Man Man recently released their newest album, On Oni Pond. The record is a wonderful mix of world influences, sexy vocals and brilliantly crafted songs that everyone will fall in love with.
And this seems to be the case. Man Man have received more praise for their newest release than they ever have for previous releases.
In a recent Rolling Stone profile, album producer Mike Mogis tells how he noticed frontman Ryan Kattner’s musical growth and artistic determination while making On Oni Pond: “Kattner dialed in his lyrics, honed his vocal takes and created space in their songs for hooks to shine through.”
On Oni Pond features an arresting reconstruction of Man Man’s visionary sound – stripped to its core and rebuilt as something new and compelling yet still very much Man Man. This marked shift is a direct result of an intensive collaboration between the band’s frontman, Honus Honus (Kattner) and drummer Pow Pow, who has assumed a new-found prominence in the song writing process, bringing an exhilarating array of new rhythmic ideas to the mix. The compositions were further honed by the band members along with producer Mike Mogis (Bright Eyes, First Aid Kit) into a compelling mash-up of Fear Of Music era Talking Heads, classic soul, psychedelia, hip hop and 50’s rock and roll.
Kattner’s vocals are husky and sexy sounding at times like Rob Thomas has stolen the microphone from him. Man Man’s music is an explosion of colour and vibrancy. They take world influences like in the tracks End Boss, Head On and King Shiv and slot them into their eclectic sound with perfect simplicity. Man Man are definitely a band that can lift your mood within a second of listening to their music.

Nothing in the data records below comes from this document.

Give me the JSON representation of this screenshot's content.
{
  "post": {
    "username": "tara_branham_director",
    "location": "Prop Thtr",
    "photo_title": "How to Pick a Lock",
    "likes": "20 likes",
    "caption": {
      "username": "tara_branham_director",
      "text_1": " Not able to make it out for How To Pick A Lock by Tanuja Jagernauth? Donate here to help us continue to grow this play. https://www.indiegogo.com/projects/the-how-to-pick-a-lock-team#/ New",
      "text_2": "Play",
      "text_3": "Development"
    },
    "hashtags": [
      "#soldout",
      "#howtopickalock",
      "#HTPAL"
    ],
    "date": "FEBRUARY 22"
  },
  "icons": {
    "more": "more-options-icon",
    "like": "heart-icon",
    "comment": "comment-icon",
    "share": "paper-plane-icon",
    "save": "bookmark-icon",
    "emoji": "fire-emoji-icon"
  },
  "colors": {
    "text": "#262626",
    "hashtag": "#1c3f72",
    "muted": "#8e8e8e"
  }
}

But On Oni Pond doesn’t just contain upbeat numbers like Pink Wonton, King Shiv and Pyramids with their catchy rhythms and danceable beats, there are some more serious and solemn songs that make their appearance on this record. Deep Cover is a superbly written song with the lyrics, “Deep cover/Is not a place/It’s a state of mind/Have your heart go incognito/And hide away for a while…” sung over a simple Ukele chord sequence. Fangs spices things up again with its eerie beginning and stand alone drum beat before Kattner’s vocals come in. It has a different sound to that of the other songs on the record – it’s solemn like Deep Cover but it showcases a darker, more sinister side to the band. There’s less of the happy, chirpy beats and lyrics in Fangs and more of a sombre tone and disturbing lyrics, “Raised and braced on mysticism/Like Jesus’ flesh/A cataclysmic punishment for following the hunger pleasure creates…”

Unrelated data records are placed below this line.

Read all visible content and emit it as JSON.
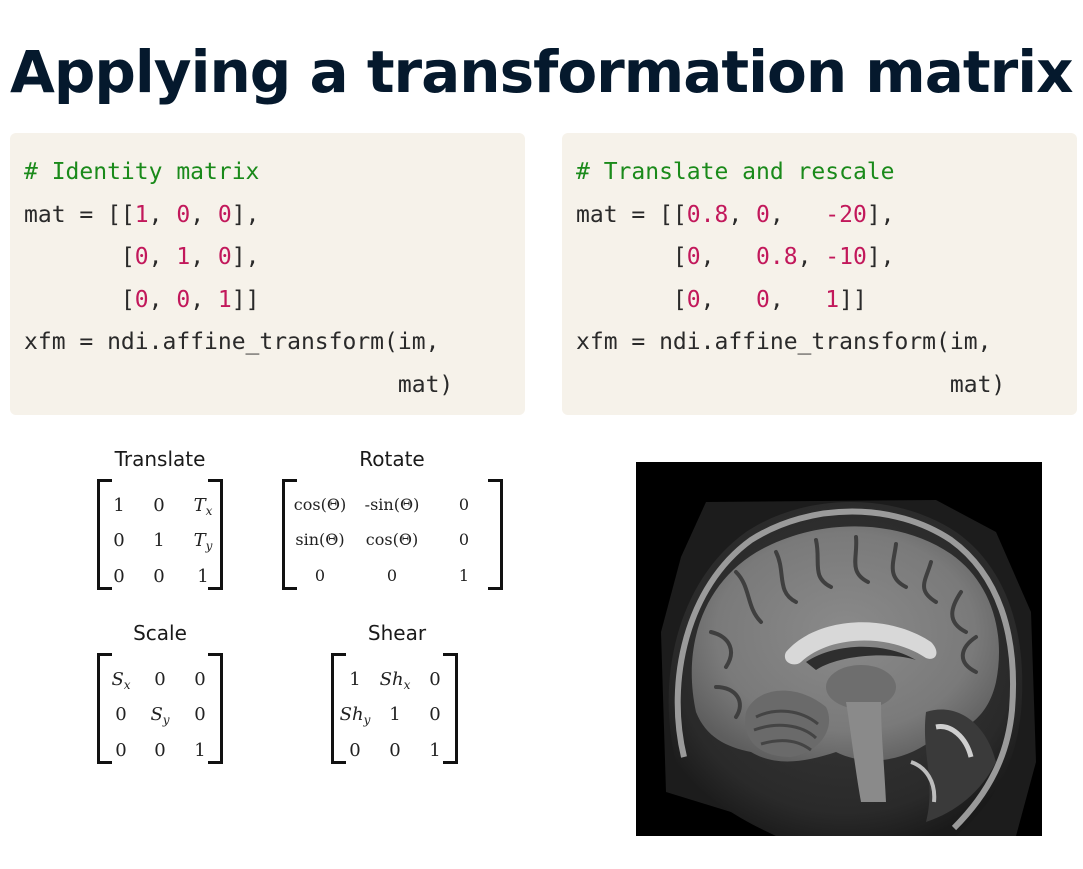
{
  "slide": {
    "title": "Applying a transformation matrix"
  },
  "code": {
    "left": [
      [
        {
          "t": "# Identity matrix",
          "k": "c"
        }
      ],
      [
        {
          "t": "mat = [[",
          "k": "t"
        },
        {
          "t": "1",
          "k": "n"
        },
        {
          "t": ", ",
          "k": "t"
        },
        {
          "t": "0",
          "k": "n"
        },
        {
          "t": ", ",
          "k": "t"
        },
        {
          "t": "0",
          "k": "n"
        },
        {
          "t": "],",
          "k": "t"
        }
      ],
      [
        {
          "t": "       [",
          "k": "t"
        },
        {
          "t": "0",
          "k": "n"
        },
        {
          "t": ", ",
          "k": "t"
        },
        {
          "t": "1",
          "k": "n"
        },
        {
          "t": ", ",
          "k": "t"
        },
        {
          "t": "0",
          "k": "n"
        },
        {
          "t": "],",
          "k": "t"
        }
      ],
      [
        {
          "t": "       [",
          "k": "t"
        },
        {
          "t": "0",
          "k": "n"
        },
        {
          "t": ", ",
          "k": "t"
        },
        {
          "t": "0",
          "k": "n"
        },
        {
          "t": ", ",
          "k": "t"
        },
        {
          "t": "1",
          "k": "n"
        },
        {
          "t": "]]",
          "k": "t"
        }
      ],
      [
        {
          "t": "xfm = ndi.affine_transform(im,",
          "k": "t"
        }
      ],
      [
        {
          "t": "                           mat)",
          "k": "t"
        }
      ]
    ],
    "right": [
      [
        {
          "t": "# Translate and rescale",
          "k": "c"
        }
      ],
      [
        {
          "t": "mat = [[",
          "k": "t"
        },
        {
          "t": "0.8",
          "k": "n"
        },
        {
          "t": ", ",
          "k": "t"
        },
        {
          "t": "0",
          "k": "n"
        },
        {
          "t": ",   ",
          "k": "t"
        },
        {
          "t": "-20",
          "k": "n"
        },
        {
          "t": "],",
          "k": "t"
        }
      ],
      [
        {
          "t": "       [",
          "k": "t"
        },
        {
          "t": "0",
          "k": "n"
        },
        {
          "t": ",   ",
          "k": "t"
        },
        {
          "t": "0.8",
          "k": "n"
        },
        {
          "t": ", ",
          "k": "t"
        },
        {
          "t": "-10",
          "k": "n"
        },
        {
          "t": "],",
          "k": "t"
        }
      ],
      [
        {
          "t": "       [",
          "k": "t"
        },
        {
          "t": "0",
          "k": "n"
        },
        {
          "t": ",   ",
          "k": "t"
        },
        {
          "t": "0",
          "k": "n"
        },
        {
          "t": ",   ",
          "k": "t"
        },
        {
          "t": "1",
          "k": "n"
        },
        {
          "t": "]]",
          "k": "t"
        }
      ],
      [
        {
          "t": "xfm = ndi.affine_transform(im,",
          "k": "t"
        }
      ],
      [
        {
          "t": "                           mat)",
          "k": "t"
        }
      ]
    ]
  },
  "matrices": {
    "translate": {
      "title": "Translate",
      "rows": [
        [
          "1",
          "0",
          "T|x"
        ],
        [
          "0",
          "1",
          "T|y"
        ],
        [
          "0",
          "0",
          "1"
        ]
      ]
    },
    "rotate": {
      "title": "Rotate",
      "rows": [
        [
          "cos(Θ)",
          "-sin(Θ)",
          "0"
        ],
        [
          "sin(Θ)",
          "cos(Θ)",
          "0"
        ],
        [
          "0",
          "0",
          "1"
        ]
      ]
    },
    "scale": {
      "title": "Scale",
      "rows": [
        [
          "S|x",
          "0",
          "0"
        ],
        [
          "0",
          "S|y",
          "0"
        ],
        [
          "0",
          "0",
          "1"
        ]
      ]
    },
    "shear": {
      "title": "Shear",
      "rows": [
        [
          "1",
          "Sh|x",
          "0"
        ],
        [
          "Sh|y",
          "1",
          "0"
        ],
        [
          "0",
          "0",
          "1"
        ]
      ]
    }
  },
  "image": {
    "subject": "sagittal-brain-mri"
  },
  "colors": {
    "title": "#05192d",
    "code_bg": "#f6f2ea",
    "comment": "#1a8a1a",
    "number": "#c2185b"
  }
}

Curtains is in a world of its own, miles away from any of the other tracks on On Oni Pond. It’s like an old jazz record which is marvellous to hear on such an eclectic record. The piano sets the scene while Kattner’s vocals introduce the Jeeves and Wooster feel. It’s definitely something you can imagine Hugh Laurie singing as Wooster. It’s a short and simple yet quirky number that is a breath of fresh air to hear after all the other explosive tracks.

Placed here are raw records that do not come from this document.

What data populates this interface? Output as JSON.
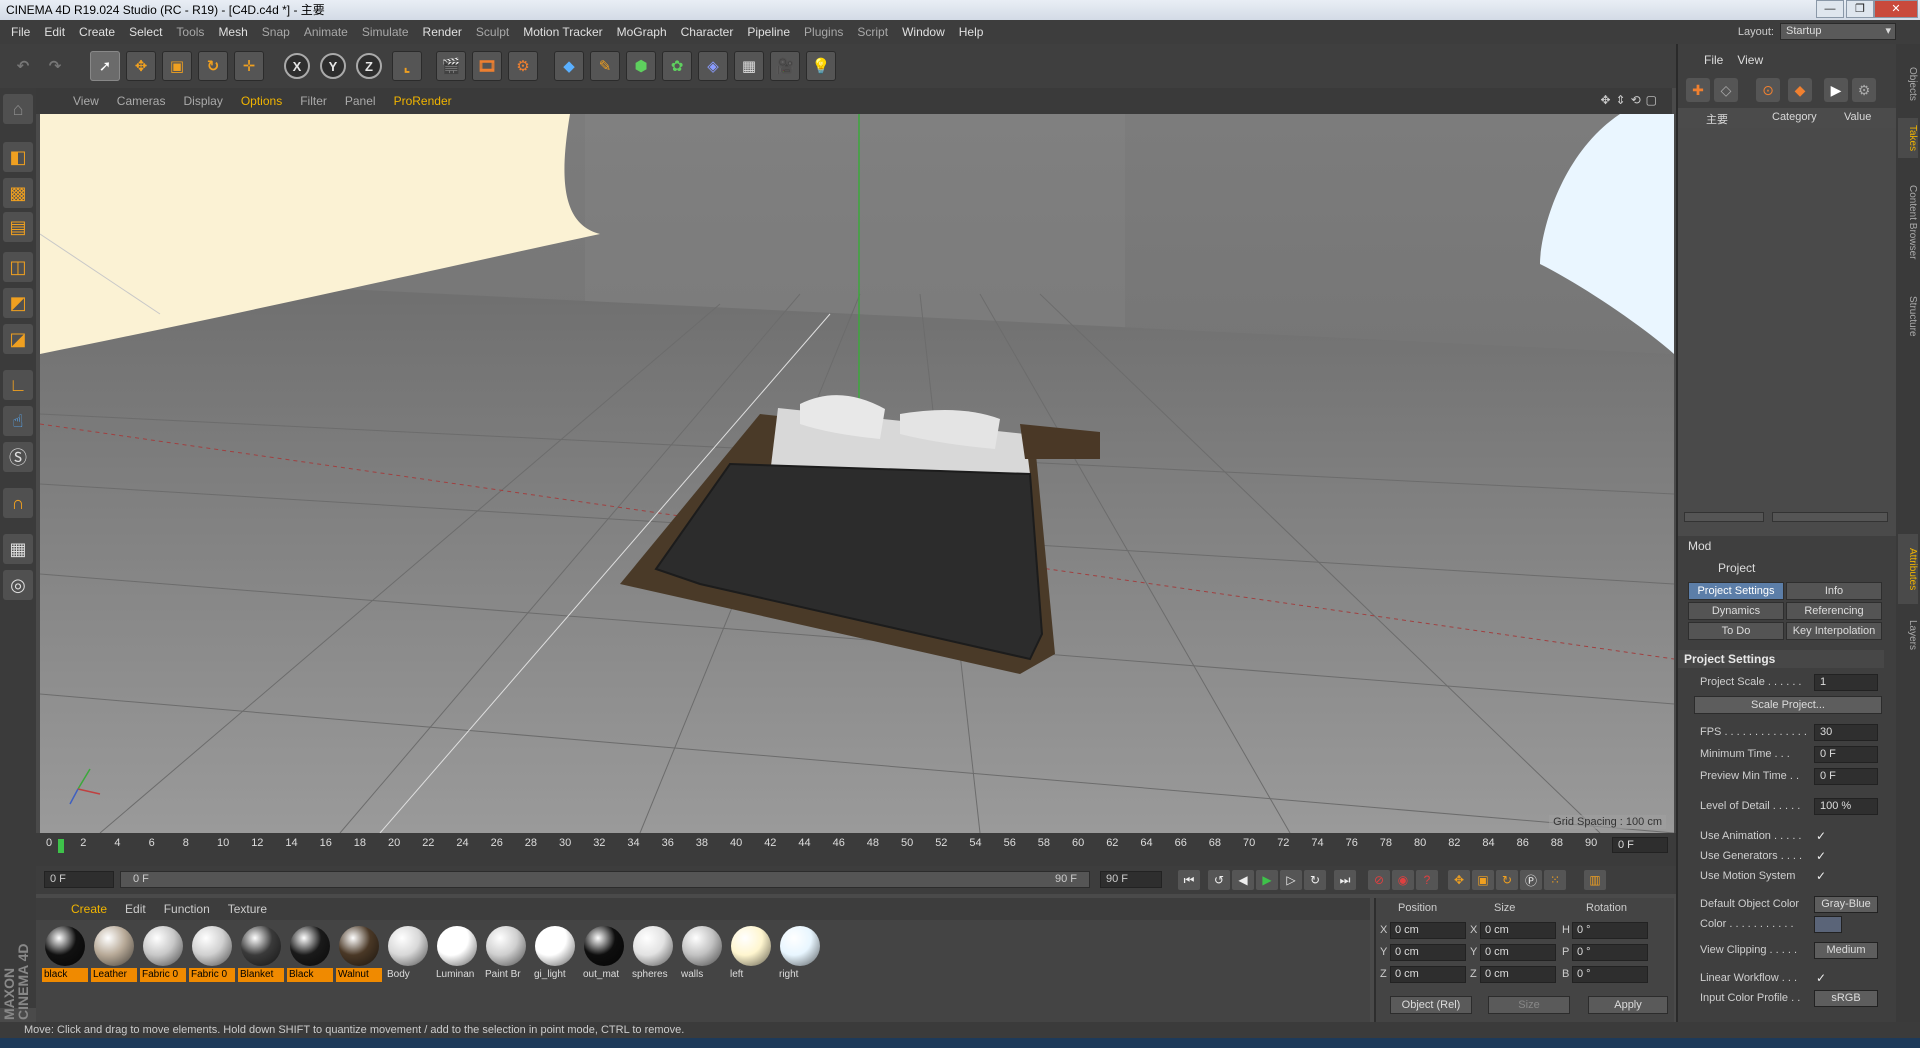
{
  "window": {
    "title": "CINEMA 4D R19.024 Studio (RC - R19) - [C4D.c4d *] - 主要"
  },
  "menu": [
    "File",
    "Edit",
    "Create",
    "Select",
    "Tools",
    "Mesh",
    "Snap",
    "Animate",
    "Simulate",
    "Render",
    "Sculpt",
    "Motion Tracker",
    "MoGraph",
    "Character",
    "Pipeline",
    "Plugins",
    "Script",
    "Window",
    "Help"
  ],
  "layout": {
    "label": "Layout:",
    "value": "Startup"
  },
  "toolbar": {
    "axis_x": "X",
    "axis_y": "Y",
    "axis_z": "Z"
  },
  "viewport": {
    "menu": [
      "View",
      "Cameras",
      "Display",
      "Options",
      "Filter",
      "Panel",
      "ProRender"
    ],
    "grid_spacing": "Grid Spacing : 100 cm"
  },
  "objects": {
    "menu": [
      "File",
      "View"
    ],
    "root_name": "主要",
    "col_category": "Category",
    "col_value": "Value"
  },
  "attributes": {
    "mode": "Mod",
    "object": "Project",
    "tabs": [
      "Project Settings",
      "Info",
      "Dynamics",
      "Referencing",
      "To Do",
      "Key Interpolation"
    ],
    "section": "Project Settings",
    "project_scale_label": "Project Scale . . . . . .",
    "project_scale": "1",
    "scale_button": "Scale Project...",
    "fps_label": "FPS . . . . . . . . . . . . . .",
    "fps": "30",
    "min_time_label": "Minimum Time . . .",
    "min_time": "0 F",
    "preview_min_label": "Preview Min Time . .",
    "preview_min": "0 F",
    "lod_label": "Level of Detail . . . . .",
    "lod": "100 %",
    "use_anim_label": "Use Animation . . . . .",
    "use_gen_label": "Use Generators . . . .",
    "use_motion_label": "Use Motion System",
    "default_color_label": "Default Object Color",
    "default_color": "Gray-Blue",
    "color_label": "Color . . . . . . . . . . .",
    "view_clipping_label": "View Clipping . . . . .",
    "view_clipping": "Medium",
    "linear_wf_label": "Linear Workflow . . .",
    "input_profile_label": "Input Color Profile . .",
    "input_profile": "sRGB",
    "check": "✓"
  },
  "timeline": {
    "ticks": [
      "0",
      "2",
      "4",
      "6",
      "8",
      "10",
      "12",
      "14",
      "16",
      "18",
      "20",
      "22",
      "24",
      "26",
      "28",
      "30",
      "32",
      "34",
      "36",
      "38",
      "40",
      "42",
      "44",
      "46",
      "48",
      "50",
      "52",
      "54",
      "56",
      "58",
      "60",
      "62",
      "64",
      "66",
      "68",
      "70",
      "72",
      "74",
      "76",
      "78",
      "80",
      "82",
      "84",
      "86",
      "88",
      "90"
    ],
    "current": "0 F",
    "start": "0 F",
    "range_start": "0 F",
    "range_end": "90 F",
    "end": "90 F"
  },
  "materials": {
    "menu": [
      "Create",
      "Edit",
      "Function",
      "Texture"
    ],
    "items": [
      {
        "name": "black",
        "color": "#111111",
        "sel": true
      },
      {
        "name": "Leather",
        "color": "#b8aa98",
        "sel": true
      },
      {
        "name": "Fabric 0",
        "color": "#c8c8c8",
        "sel": true
      },
      {
        "name": "Fabric 0",
        "color": "#d0d0d0",
        "sel": true
      },
      {
        "name": "Blanket",
        "color": "#3a3a3a",
        "sel": true
      },
      {
        "name": "Black",
        "color": "#1a1a1a",
        "sel": true
      },
      {
        "name": "Walnut",
        "color": "#4a3826",
        "sel": true
      },
      {
        "name": "Body",
        "color": "#d8d8d8",
        "sel": false
      },
      {
        "name": "Luminan",
        "color": "#ffffff",
        "sel": false
      },
      {
        "name": "Paint Br",
        "color": "#cfcfcf",
        "sel": false
      },
      {
        "name": "gi_light",
        "color": "#ffffff",
        "sel": false
      },
      {
        "name": "out_mat",
        "color": "#0e0e0e",
        "sel": false
      },
      {
        "name": "spheres",
        "color": "#e2e2e2",
        "sel": false
      },
      {
        "name": "walls",
        "color": "#c2c2c2",
        "sel": false
      },
      {
        "name": "left",
        "color": "#fff6cf",
        "sel": false
      },
      {
        "name": "right",
        "color": "#e8f6ff",
        "sel": false
      }
    ]
  },
  "coordinates": {
    "position": "Position",
    "size": "Size",
    "rotation": "Rotation",
    "x": "X",
    "y": "Y",
    "z": "Z",
    "h": "H",
    "p": "P",
    "b": "B",
    "pos_x": "0 cm",
    "pos_y": "0 cm",
    "pos_z": "0 cm",
    "size_x": "0 cm",
    "size_y": "0 cm",
    "size_z": "0 cm",
    "rot_h": "0 °",
    "rot_p": "0 °",
    "rot_b": "0 °",
    "mode": "Object (Rel)",
    "size_mode": "Size",
    "apply": "Apply"
  },
  "side_tabs": [
    "Objects",
    "Takes",
    "Content Browser",
    "Structure",
    "Attributes",
    "Layers"
  ],
  "status": "Move: Click and drag to move elements. Hold down SHIFT to quantize movement / add to the selection in point mode, CTRL to remove.",
  "brand": "MAXON CINEMA 4D",
  "colors": {
    "accent": "#f0b400",
    "selected_tab": "#5c7ea8",
    "material_label": "#f08a00"
  }
}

On Oni Pond is a favourite album this year – there is literally a song for everyone. Man Man have drawn from a huge pond of influences to make this record. They are defying genres. On Oni Pond is simply outstanding.